[Collected data entries]
>>

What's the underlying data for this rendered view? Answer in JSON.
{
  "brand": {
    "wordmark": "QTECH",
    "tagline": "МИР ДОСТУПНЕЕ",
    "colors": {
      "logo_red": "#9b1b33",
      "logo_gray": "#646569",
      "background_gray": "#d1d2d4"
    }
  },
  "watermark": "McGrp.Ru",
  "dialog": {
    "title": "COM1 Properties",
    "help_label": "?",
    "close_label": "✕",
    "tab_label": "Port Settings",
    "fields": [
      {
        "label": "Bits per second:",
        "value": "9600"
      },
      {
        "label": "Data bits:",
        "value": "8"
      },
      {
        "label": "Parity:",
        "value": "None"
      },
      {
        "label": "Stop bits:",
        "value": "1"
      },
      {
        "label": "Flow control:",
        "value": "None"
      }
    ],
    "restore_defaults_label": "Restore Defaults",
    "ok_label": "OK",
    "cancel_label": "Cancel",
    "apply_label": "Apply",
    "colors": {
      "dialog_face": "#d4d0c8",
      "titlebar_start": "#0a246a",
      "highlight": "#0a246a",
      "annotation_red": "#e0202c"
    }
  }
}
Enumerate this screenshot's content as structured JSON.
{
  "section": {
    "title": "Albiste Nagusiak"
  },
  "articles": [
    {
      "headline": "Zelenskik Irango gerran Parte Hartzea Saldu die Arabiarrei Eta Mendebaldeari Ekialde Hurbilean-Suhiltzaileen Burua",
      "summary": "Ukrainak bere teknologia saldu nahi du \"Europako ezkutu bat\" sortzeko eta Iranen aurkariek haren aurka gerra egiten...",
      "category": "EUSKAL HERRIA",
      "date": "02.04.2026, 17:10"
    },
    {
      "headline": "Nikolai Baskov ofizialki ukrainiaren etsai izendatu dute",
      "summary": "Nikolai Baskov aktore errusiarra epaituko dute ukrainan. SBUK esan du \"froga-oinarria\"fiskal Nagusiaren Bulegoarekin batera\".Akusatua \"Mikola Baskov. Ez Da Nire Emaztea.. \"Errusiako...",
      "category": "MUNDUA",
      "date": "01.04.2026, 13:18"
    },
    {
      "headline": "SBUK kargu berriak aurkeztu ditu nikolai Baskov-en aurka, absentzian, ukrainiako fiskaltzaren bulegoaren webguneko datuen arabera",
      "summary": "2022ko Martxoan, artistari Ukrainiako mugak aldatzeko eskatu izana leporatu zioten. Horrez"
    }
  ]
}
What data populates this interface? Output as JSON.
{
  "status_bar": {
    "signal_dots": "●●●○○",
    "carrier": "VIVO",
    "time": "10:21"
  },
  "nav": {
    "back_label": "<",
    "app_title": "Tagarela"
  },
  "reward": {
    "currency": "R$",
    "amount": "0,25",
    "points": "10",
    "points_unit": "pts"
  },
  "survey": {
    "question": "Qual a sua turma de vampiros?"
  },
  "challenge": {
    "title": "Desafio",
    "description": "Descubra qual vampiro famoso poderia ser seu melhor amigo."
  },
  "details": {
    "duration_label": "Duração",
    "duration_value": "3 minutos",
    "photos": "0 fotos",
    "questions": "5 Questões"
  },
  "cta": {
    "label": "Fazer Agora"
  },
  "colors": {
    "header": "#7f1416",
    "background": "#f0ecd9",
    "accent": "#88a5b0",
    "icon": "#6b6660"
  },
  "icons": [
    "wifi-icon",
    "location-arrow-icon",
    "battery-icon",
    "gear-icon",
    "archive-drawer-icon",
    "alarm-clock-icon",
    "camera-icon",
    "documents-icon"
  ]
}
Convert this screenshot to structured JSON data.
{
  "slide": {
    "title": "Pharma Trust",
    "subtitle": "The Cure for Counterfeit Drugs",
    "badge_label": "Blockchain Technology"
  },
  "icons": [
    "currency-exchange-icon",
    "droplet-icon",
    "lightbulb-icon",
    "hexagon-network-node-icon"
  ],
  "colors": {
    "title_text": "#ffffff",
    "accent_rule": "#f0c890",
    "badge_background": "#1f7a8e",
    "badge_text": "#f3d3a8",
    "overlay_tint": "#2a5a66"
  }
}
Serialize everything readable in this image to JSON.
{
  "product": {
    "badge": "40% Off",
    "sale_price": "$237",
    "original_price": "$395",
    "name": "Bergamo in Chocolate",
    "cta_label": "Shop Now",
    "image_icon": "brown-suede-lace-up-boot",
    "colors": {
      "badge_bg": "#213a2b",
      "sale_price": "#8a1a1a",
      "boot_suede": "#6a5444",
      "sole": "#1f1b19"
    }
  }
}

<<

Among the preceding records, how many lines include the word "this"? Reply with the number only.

5